Hutson’s bill would create the Office of Election Crimes and Security within the Department of State, which receives and investigates complaints about voter fraud.
Per the Department of State’s recommendation, Republican leadership wants to staff the office with 15 employees to investigate election crimes. But North Miami Beach Democratic Sen. Jason Pizzo, a former prosecutor, said many employees would suggest there are thousands of voter fraud cases in Florida. The Department of State’s voter fraud hotline received more than 200 calls during the 2020 election cycle, Hutson said.
“Does the Governor and the Secretary of State not think — … maybe in retrospect because of this bill — that the 2020 election was not as smooth and, let’s say, kosher as it should have been?” Pizzo asked.
A previous version of the bill would have required voters to put the last four digits of their Social Security, driver’s license or state-issued ID card on a voter identification form that is signed to send with vote-by-mail ballots. However, Hutson removed that provision with an amendment.
The amendment also adds a fine to organizations if a person collecting voter applications on its behalf changes someone’s party affiliation without consent. The fine is $1,000 per altered application.
That followed reports that party registration of elderly Democrats in Sen. Annette Taddeo’s Miami-Dade district were changed to Republican without their knowledge or permission.
Several members of the public who testified in favor of the bill argued voter fraud is prevalent. At least one argued the Democratic Party is largely responsible for perpetuating fraud, including by door-to-door canvassing.
The bill would increase the penalties on organizations that violate election registration laws from $1,000 to $50,000.

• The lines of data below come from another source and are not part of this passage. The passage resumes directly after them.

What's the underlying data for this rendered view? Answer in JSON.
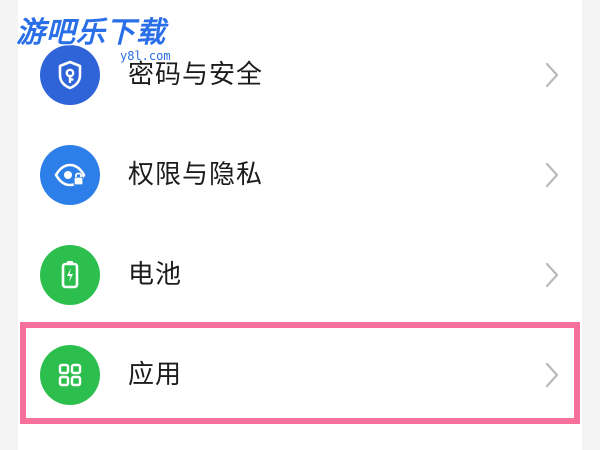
{
  "watermark": {
    "title": "游吧乐下载",
    "url": "y8l.com"
  },
  "settings": {
    "items": [
      {
        "label": "密码与安全",
        "icon": "shield-key-icon",
        "icon_bg": "#2f63d8"
      },
      {
        "label": "权限与隐私",
        "icon": "eye-lock-icon",
        "icon_bg": "#2c7fe8"
      },
      {
        "label": "电池",
        "icon": "battery-charging-icon",
        "icon_bg": "#2dbf4e"
      },
      {
        "label": "应用",
        "icon": "apps-grid-icon",
        "icon_bg": "#2dbf4e"
      }
    ]
  },
  "colors": {
    "highlight": "#f5709a",
    "chevron": "#b9b9b9",
    "text": "#1c1c1c"
  }
}
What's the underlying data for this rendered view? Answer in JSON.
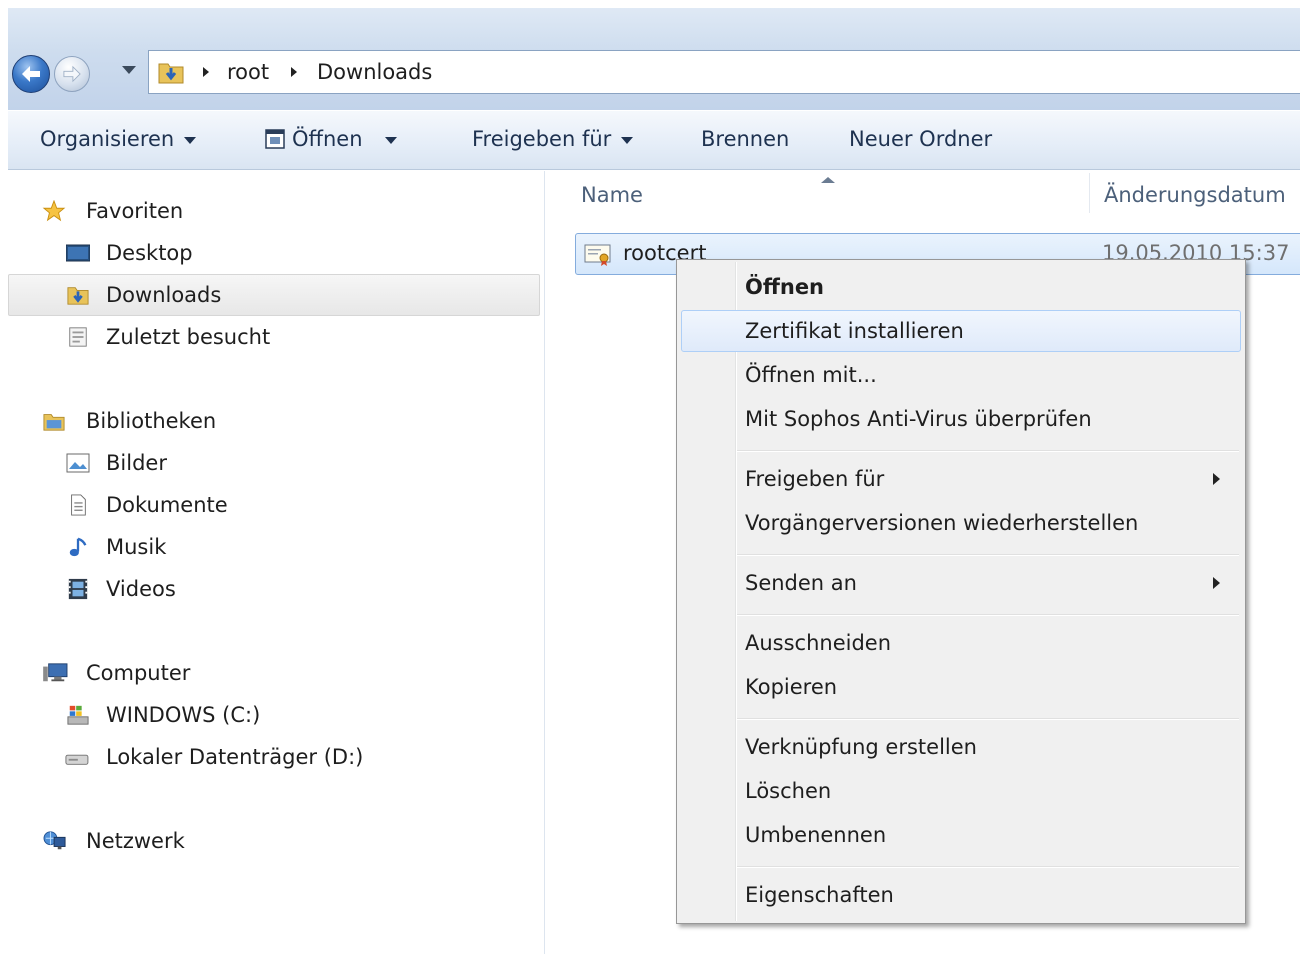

Additionally, it asks supervisors of elections to annually maintain voter roll lists instead of every two years, another of DeSantis’ requests.

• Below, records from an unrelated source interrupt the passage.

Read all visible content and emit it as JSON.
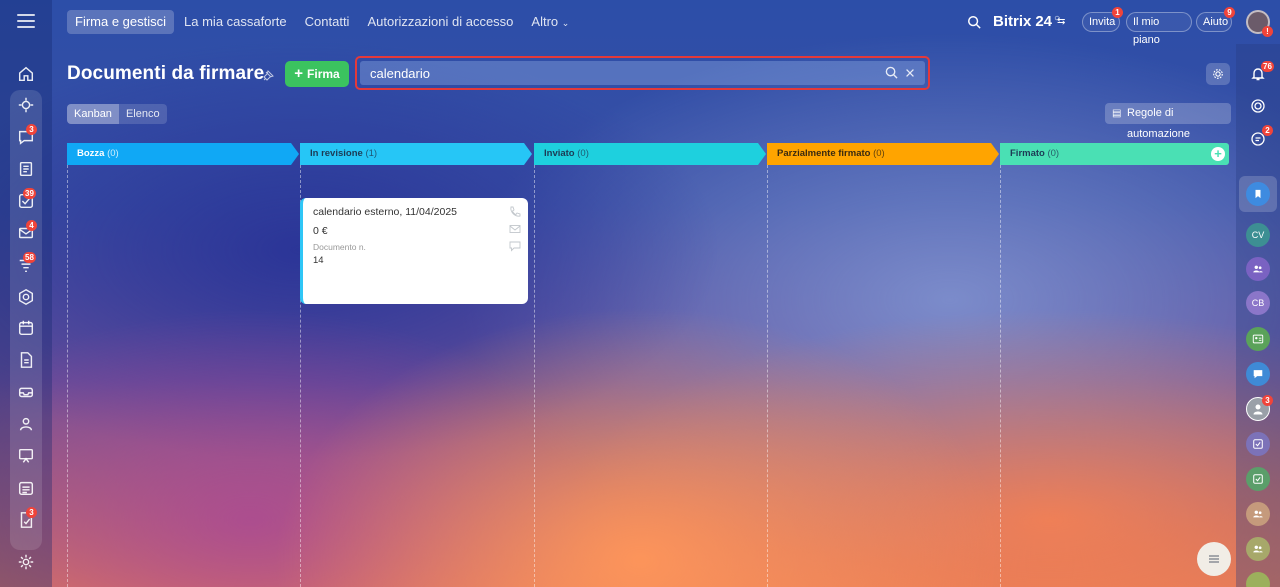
{
  "top_nav": {
    "items": [
      "Firma e gestisci",
      "La mia cassaforte",
      "Contatti",
      "Autorizzazioni di accesso",
      "Altro"
    ],
    "brand": "Bitrix",
    "brand_num": "24",
    "invite": "Invita",
    "invite_badge": "1",
    "plan": "Il mio piano",
    "help": "Aiuto",
    "help_badge": "9",
    "avatar_badge": "!"
  },
  "header": {
    "title": "Documenti da firmare",
    "firma_label": "Firma",
    "search_value": "calendario"
  },
  "view": {
    "kanban": "Kanban",
    "list": "Elenco",
    "automation": "Regole di automazione"
  },
  "columns": [
    {
      "name": "Bozza",
      "count": "(0)",
      "color": "#10a8f5"
    },
    {
      "name": "In revisione",
      "count": "(1)",
      "color": "#26c6f6"
    },
    {
      "name": "Inviato",
      "count": "(0)",
      "color": "#1ed0de"
    },
    {
      "name": "Parzialmente firmato",
      "count": "(0)",
      "color": "#ffa400"
    },
    {
      "name": "Firmato",
      "count": "(0)",
      "color": "#4ae0b4"
    }
  ],
  "card": {
    "title": "calendario esterno, 11/04/2025",
    "amount": "0 €",
    "doc_label": "Documento n.",
    "doc_number": "14"
  },
  "left_badges": {
    "chat": "3",
    "tasks": "39",
    "mail": "4",
    "filters": "58",
    "approvals": "3"
  },
  "right_badges": {
    "notifications": "76",
    "messages": "2",
    "avatar": "3"
  },
  "right_avatars": [
    "CV",
    "CB"
  ]
}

Democratic lawmakers have noted the call to strengthen election security came from DeSantis and Republican lawmakers, not election supervisors. Gibson said there is not a conspiracy among supervisors of elections, Democratic or Republican, to cover fraud.

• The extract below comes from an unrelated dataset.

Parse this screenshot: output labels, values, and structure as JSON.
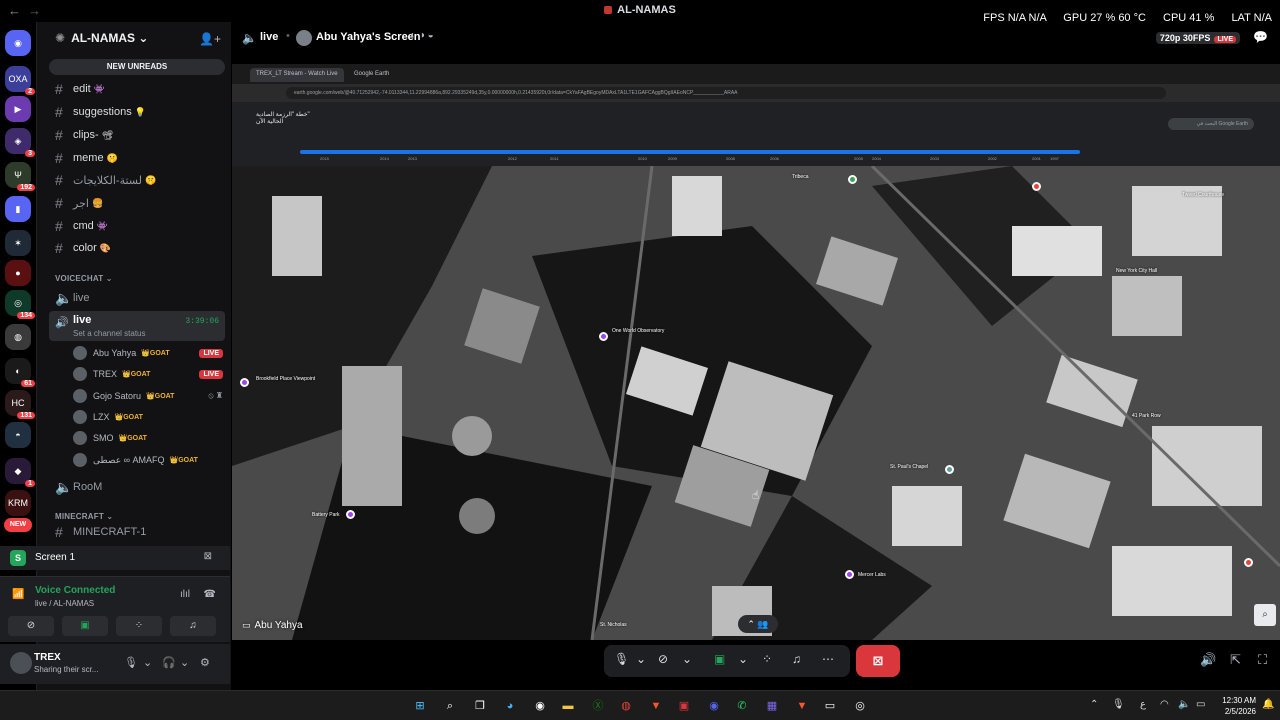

“There is no party that has a monopoly on fraud. That just does not happen. That just does not exist,” she said.
DeSantis has continually railed against ballot drop boxes, which he authorized as part of a 2019 election law package (SB 7066) despite his objection to the provision. This year’s bill is a follow-up to a measure he signed in May (SB 90) to more tightly enforce how elections offices use and monitor them.
The new legislation also would ban local governments from implementing ranked-choice voting to avoid local election runoffs.
Sarasota voters in 2007 approved a charter amendment that called for ranked-choice ballots whenever the state Division of Elections certified a system for use. More than 77.6% of voters endorsed the measure.
The bill also prohibits supervisors of elections from using private donations to operate elections. DeSantis has called those donations “Zuckerbucks,” referring to Facebook founder Mark Zuckerberg.
The House version (HB 7061), carried by Miami Republican Rep. Daniel Perez, also is ready for a vote on the House floor.
The committee also approved a separate bill from Hutson (SB 144) that would open the door to free ID cards for people facing financial hardships as well as to people who are 80 years old and have been denied driving privileges because of a failed vision test. The Department of Highway Safety and Motor Vehicles (FLHSMV) could not ask people facing financial hardship to prove it, but those people would have to present valid Florida voter registration cards.
FLHSMV already waives the $25 application, renewal and replacement fees for homeless people and youth, people living at or below the poverty line, and inmates and juvenile offenders.
The House version (HB 7063), also carried by Perez, awaits a hearing before the House Appropriations Committee.